Ed.—This post is the fifth and final for 2013 in a series on manufacturing in recognition of Ohio Manufacturing Month (October) and National Manufacturing Day (Oct. 4). For others in this series, follow the manufacturing tag.
As noted in this blog just a few weeks ago, the Ohio Supercomputer Center has launched a new program to foster the creation of advanced manufacturing apps to facilitate adoption of modeling and simulation by small and medium-sized businesses. Known as AweSim, the initiative is a collaborative effort of OSC, P&G, Intel, AltaSim Technologies, TotalSim USA, Kinetic Vision and Nimbis Services. I’m very excited about the potential of this new program, but industrial engagement efforts are nothing new to OSC.

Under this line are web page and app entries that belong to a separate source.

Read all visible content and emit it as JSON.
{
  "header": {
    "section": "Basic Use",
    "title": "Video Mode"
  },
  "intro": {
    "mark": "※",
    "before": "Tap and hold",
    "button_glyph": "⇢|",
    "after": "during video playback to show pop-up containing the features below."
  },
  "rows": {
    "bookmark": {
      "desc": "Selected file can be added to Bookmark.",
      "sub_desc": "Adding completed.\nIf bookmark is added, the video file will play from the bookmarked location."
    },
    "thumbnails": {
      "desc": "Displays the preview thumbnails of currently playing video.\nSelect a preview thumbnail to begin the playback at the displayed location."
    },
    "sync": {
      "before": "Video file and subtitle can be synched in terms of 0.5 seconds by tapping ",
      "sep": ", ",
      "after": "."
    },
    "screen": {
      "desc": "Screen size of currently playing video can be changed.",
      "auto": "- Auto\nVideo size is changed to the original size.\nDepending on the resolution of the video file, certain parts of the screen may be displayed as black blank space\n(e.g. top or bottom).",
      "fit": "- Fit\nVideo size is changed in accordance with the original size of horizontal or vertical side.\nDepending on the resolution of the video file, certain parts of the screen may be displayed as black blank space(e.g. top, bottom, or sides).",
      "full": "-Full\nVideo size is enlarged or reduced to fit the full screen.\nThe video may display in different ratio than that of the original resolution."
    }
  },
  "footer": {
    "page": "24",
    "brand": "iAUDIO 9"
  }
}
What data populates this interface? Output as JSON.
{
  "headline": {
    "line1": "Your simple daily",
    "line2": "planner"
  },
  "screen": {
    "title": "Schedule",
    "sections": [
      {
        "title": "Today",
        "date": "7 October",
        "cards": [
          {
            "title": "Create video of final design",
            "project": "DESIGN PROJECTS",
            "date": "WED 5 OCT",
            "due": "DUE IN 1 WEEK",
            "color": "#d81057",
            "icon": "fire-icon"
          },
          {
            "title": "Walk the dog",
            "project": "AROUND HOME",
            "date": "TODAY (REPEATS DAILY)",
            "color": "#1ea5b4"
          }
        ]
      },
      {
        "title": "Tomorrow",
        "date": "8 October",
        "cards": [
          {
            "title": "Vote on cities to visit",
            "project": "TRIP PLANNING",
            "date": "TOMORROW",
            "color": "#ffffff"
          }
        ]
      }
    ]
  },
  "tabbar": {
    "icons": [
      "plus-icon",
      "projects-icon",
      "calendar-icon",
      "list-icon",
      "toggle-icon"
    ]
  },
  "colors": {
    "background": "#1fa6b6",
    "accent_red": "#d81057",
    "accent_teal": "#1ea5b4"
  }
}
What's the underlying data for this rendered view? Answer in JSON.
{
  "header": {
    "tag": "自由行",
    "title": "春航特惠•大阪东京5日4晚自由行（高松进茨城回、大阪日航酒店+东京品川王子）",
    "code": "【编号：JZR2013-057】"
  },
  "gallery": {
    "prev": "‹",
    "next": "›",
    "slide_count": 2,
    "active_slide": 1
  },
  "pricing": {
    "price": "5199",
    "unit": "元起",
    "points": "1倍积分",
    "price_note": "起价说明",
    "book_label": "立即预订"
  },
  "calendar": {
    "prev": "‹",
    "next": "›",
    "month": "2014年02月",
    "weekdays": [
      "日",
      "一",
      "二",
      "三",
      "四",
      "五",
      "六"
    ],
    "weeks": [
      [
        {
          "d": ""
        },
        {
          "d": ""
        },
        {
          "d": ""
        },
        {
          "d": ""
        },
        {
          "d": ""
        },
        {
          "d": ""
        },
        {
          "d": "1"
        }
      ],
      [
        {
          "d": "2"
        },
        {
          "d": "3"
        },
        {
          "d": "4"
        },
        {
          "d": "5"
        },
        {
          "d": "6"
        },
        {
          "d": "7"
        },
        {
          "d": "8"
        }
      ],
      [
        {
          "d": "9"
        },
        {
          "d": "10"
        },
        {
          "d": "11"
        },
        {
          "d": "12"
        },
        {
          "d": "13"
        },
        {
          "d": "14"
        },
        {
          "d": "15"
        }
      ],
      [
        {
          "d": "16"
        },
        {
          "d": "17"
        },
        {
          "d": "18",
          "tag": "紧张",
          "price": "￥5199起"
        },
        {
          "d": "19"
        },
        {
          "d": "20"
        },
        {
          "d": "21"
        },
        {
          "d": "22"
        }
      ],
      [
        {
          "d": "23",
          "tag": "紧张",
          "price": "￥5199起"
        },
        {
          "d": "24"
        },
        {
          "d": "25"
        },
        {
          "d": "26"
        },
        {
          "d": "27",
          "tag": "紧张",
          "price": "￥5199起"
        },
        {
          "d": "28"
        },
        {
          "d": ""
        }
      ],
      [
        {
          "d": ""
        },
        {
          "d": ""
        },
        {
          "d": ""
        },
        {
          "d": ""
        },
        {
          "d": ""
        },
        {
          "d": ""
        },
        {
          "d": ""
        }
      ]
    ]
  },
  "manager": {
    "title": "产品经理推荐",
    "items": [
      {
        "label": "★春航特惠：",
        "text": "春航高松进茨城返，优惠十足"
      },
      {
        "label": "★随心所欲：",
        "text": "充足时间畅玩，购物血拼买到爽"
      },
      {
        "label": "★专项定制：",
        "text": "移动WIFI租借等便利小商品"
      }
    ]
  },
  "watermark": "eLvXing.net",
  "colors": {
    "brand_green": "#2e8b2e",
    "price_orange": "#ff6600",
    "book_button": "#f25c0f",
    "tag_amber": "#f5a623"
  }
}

Providing HPC resources to industry has been a key part of OSC’s mission since even before its creation in 1987. The idea of establishing an Ohio Supercomputer Center with ties to industrial research appeared in Governor Richard Celeste’s 1987 state-of-the-state address:
“To attract and retain industry, we must have the most sophisticated and advanced computer technology possible,” he said. “The Ohio Board of Regents has organized a consortium of universities to buy a supercomputer. I will recommend funding for that supercomputer to link our universities and industries, giving researchers an essential tool to conduct the most basic scientific research and to solve the most practical design and manufacturing problems of our industry.”
This call to address the research needs of industry was again repeated that year in budget testimony before the Ohio General Assembly and, consequently, in the budget bill that created the center in June 1987:
“… to be developed as a statewide resource available to Ohio research universities, both public and private. It is also intended that the center be made accessible to private industry as appropriate.”
That first year, OSC staff had discussions with approximately a dozen potential industrial users from all over the state. Battelle Memorial Institute was the first customer to utilize the Cray X-MP/24 system, at a rate of $1000 per CPU hour, and they were limited to a max of a couple hundred CPU hours. By comparison, my first computer, an Apple IIc Plus, cost approximately as much at the same time. Industrial usage of OSC’s HPC systems has continued at a modest level ever since.
However, the Center has also worked to provide other types of resources to Ohio’s industry. For example, in the late 1990’s, the OSC Technology Policy Group led several initiatives, including Ecom-Ohio (an effort to measure Ohio’s “readiness” for global electronic commerce), and the Ohio Business Privacy Forum (which dealt with emerging issues of privacy affecting markets, customers, employees and suppliers).
After many years of focusing primarily on Ohio, OSC made a mark on the national landscape in 2004. In Pittsburgh at the international supercomputer conference, SC2004, OSC Executive Director Stan Ahalt delivered a keynote speech titled, “Toward a Blue Collar Computing Economy,” spelling out the obstacles small and medium-sized businesses faced when considering HPC-driven modeling and simulation.
In 2007, OSC partnered with Edison Welding Institute to launch an online weld simulation tool, combining the reach of the Internet with the power of supercomputing. Since that time, OSC has worked with numerous industry partners, such as PolymerOhio, P&G, TotalSim and the National Center for Manufacturing Sciences, to launch a dozen or so additional web apps, which address business concerns in manifold flows, container filling, etc.
OSC’s national partnerships related to industrial support include the National Digital Engineering and Manufacturing Consortium (NDEMC, a $5 million public-private partnership to introduce M&S to supply-chain manufacturers in Ohio, Illinois, Indiana and Michigan who did not alone have the resources to implement this technology into their workflow) and the Extreme Science and Engineering Discovery Environment (XSEDE, a National Science Foundation-funded collection of advanced services, for which OSC’s Dr. David Hudak serves as the industrial outreach programs manager).
Regardless of whether it is via traditional command-line based access or more modern web-app utilization, OSC continues to stay true to its mission to provide industrial researchers with an essential computational resource. In just the past fiscal year, OSC’s 25th anniversary, nearly two dozen businesses benefited from a total of approximately 12 million CPU hours of use, at a cost of just pennies per hour – a multiple orders of magnitude change from 1987.
With such a storied heritage in the field of HPC industrial engagement, OSC is well positioned for success in its newest effort, AweSim. As the Director of AweSim (say it out loud - no amount of CPU cycles can pay for a title like that!), I’m tasked with ensuring OSC continues to make history in this regard and am always looking for new ideas and partners. If you’re interested in learning more, please contact me or visit awesim.org.